WR’s emphasis on sustainability_not only environmental but also social_has produced some positive results At Lucerne 2020 sustainable energy powered 70% of electricity required for spectator areas The European Sustainability Advisory Council provided advice; wind turbines supplied energy; waste from spectators was split between energy production and organic fertiliser made from food leftovers; solar power also helped make this ambitious target possible . Thanks to its efforts , focusing on sustainability at every level _from local communities to sport federations _FISA has consistently helped create impressive rowing competitions in sustainable conditions that are truly world-class.

In addition to these progressive changes, major nations such as Great Britain, Germany or USA have consistently produced top-tier performances over multiple championships. It’s safe to say that without them — if they hadn’t stuck it out through bad weather or tumultuous times — the sport would not enjoy such worldwide reach today. Featuring 17 disciplines across 9 boat classes (mixed & men’s lightweight single sculls etc.), where Olympic medallists get pushed by younger talents while striving for promotion & demotion, every race demonstrates that stakes are high every season at all levels . Despite fierce rivalry off-water , rivals promote an unspoken sense of camaraderie among all ranks whenever they cross paths . That is what makes rowing today so special : It serves as a reminder that hard work & dedication can deliver something beyond our expectations .

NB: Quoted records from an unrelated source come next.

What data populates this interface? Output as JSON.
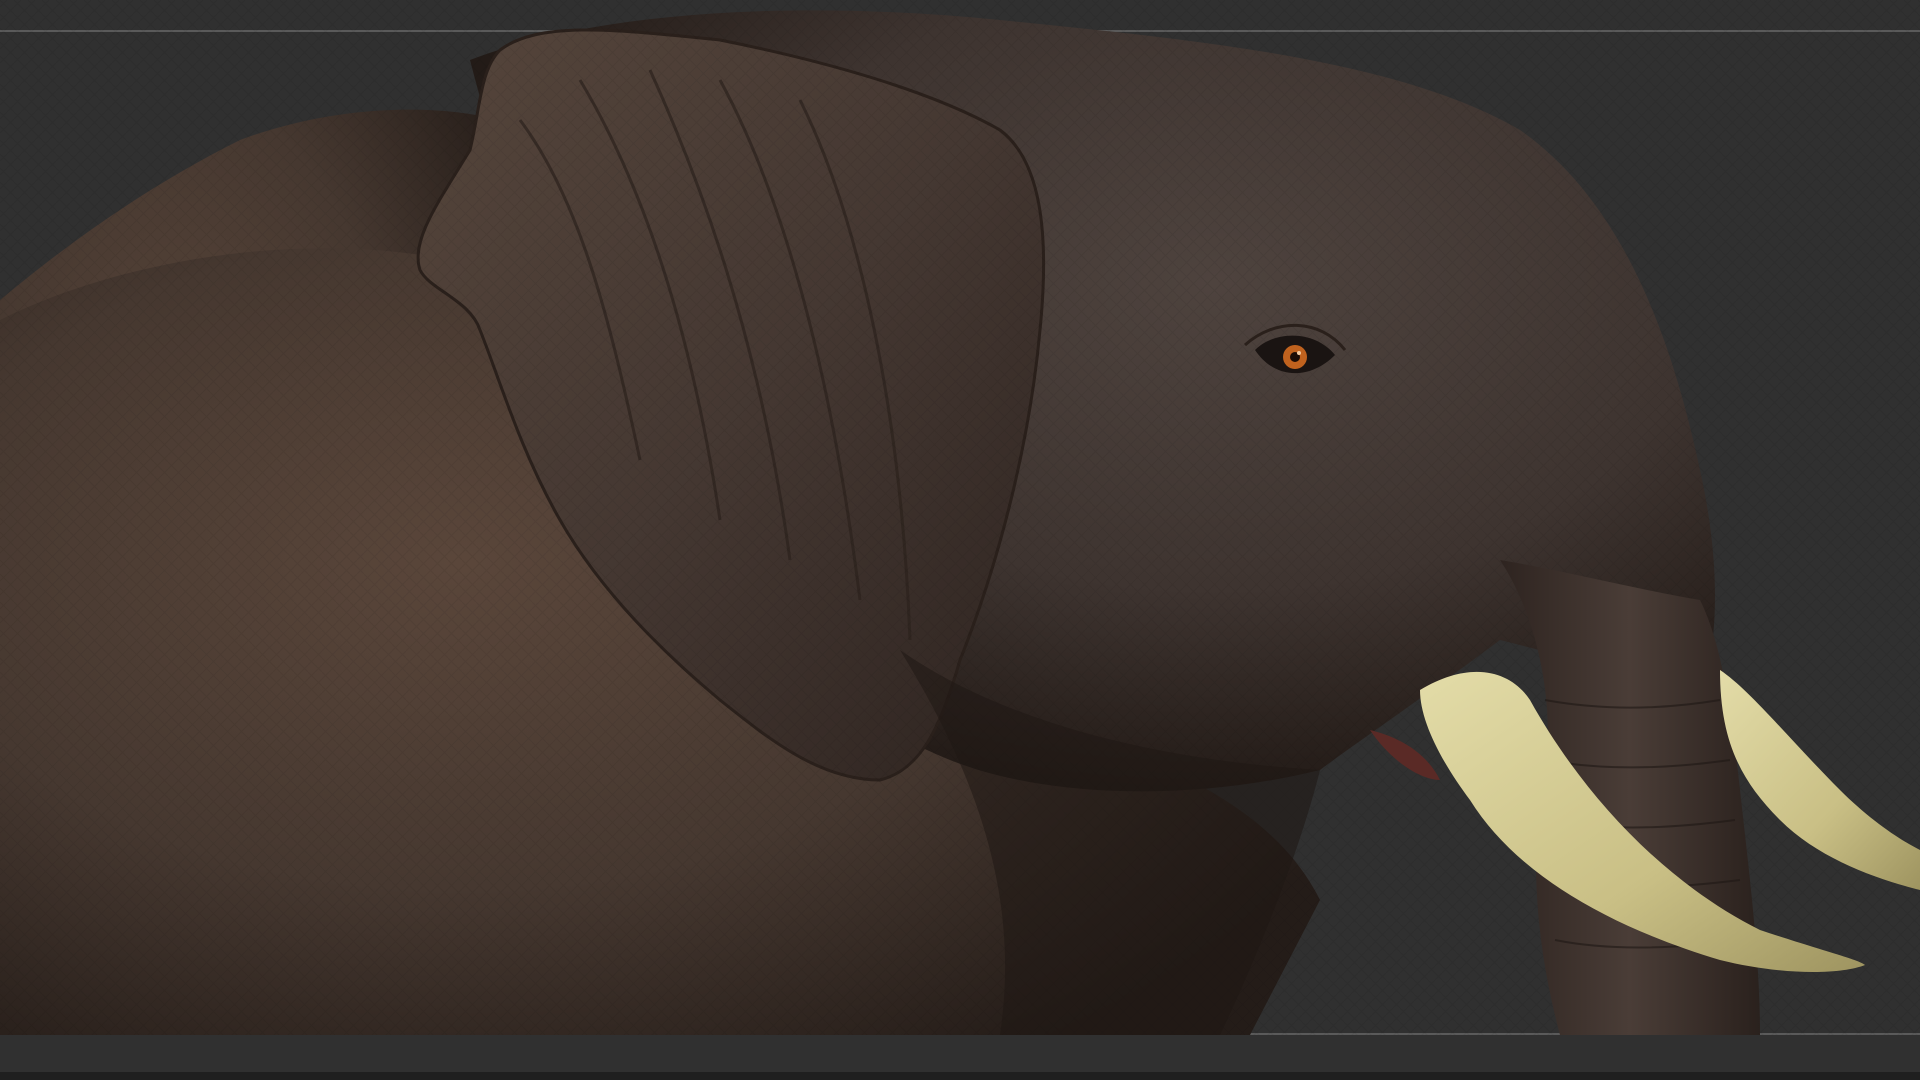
{
  "viewport": {
    "background_color": "#303030",
    "frame_line_color": "#5a5a5a",
    "model_subject": "elephant-sculpt",
    "skin_color": "#4a3a31",
    "tusk_color": "#d9cf98",
    "eye_color": "#c0621e"
  }
}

Indeed the astonishing growth of rowing — one could even dare name it a “rowing revolution” — since 1958 leaves us with no doubts about a remarkable future for this discipline: The 58 years since its inception have proven nothing short of inspiring! Over these decades we’ve seen gender equity introduced and diversity promoted within international elite field events; sports management strengthened; infrastructure adapted with technological sustainability added along with legacy projects and feature events driving incredible passion amongst athletes across all ages .. Examining how far we’ve come only motivates us further towards the potential this sport has yet to discover!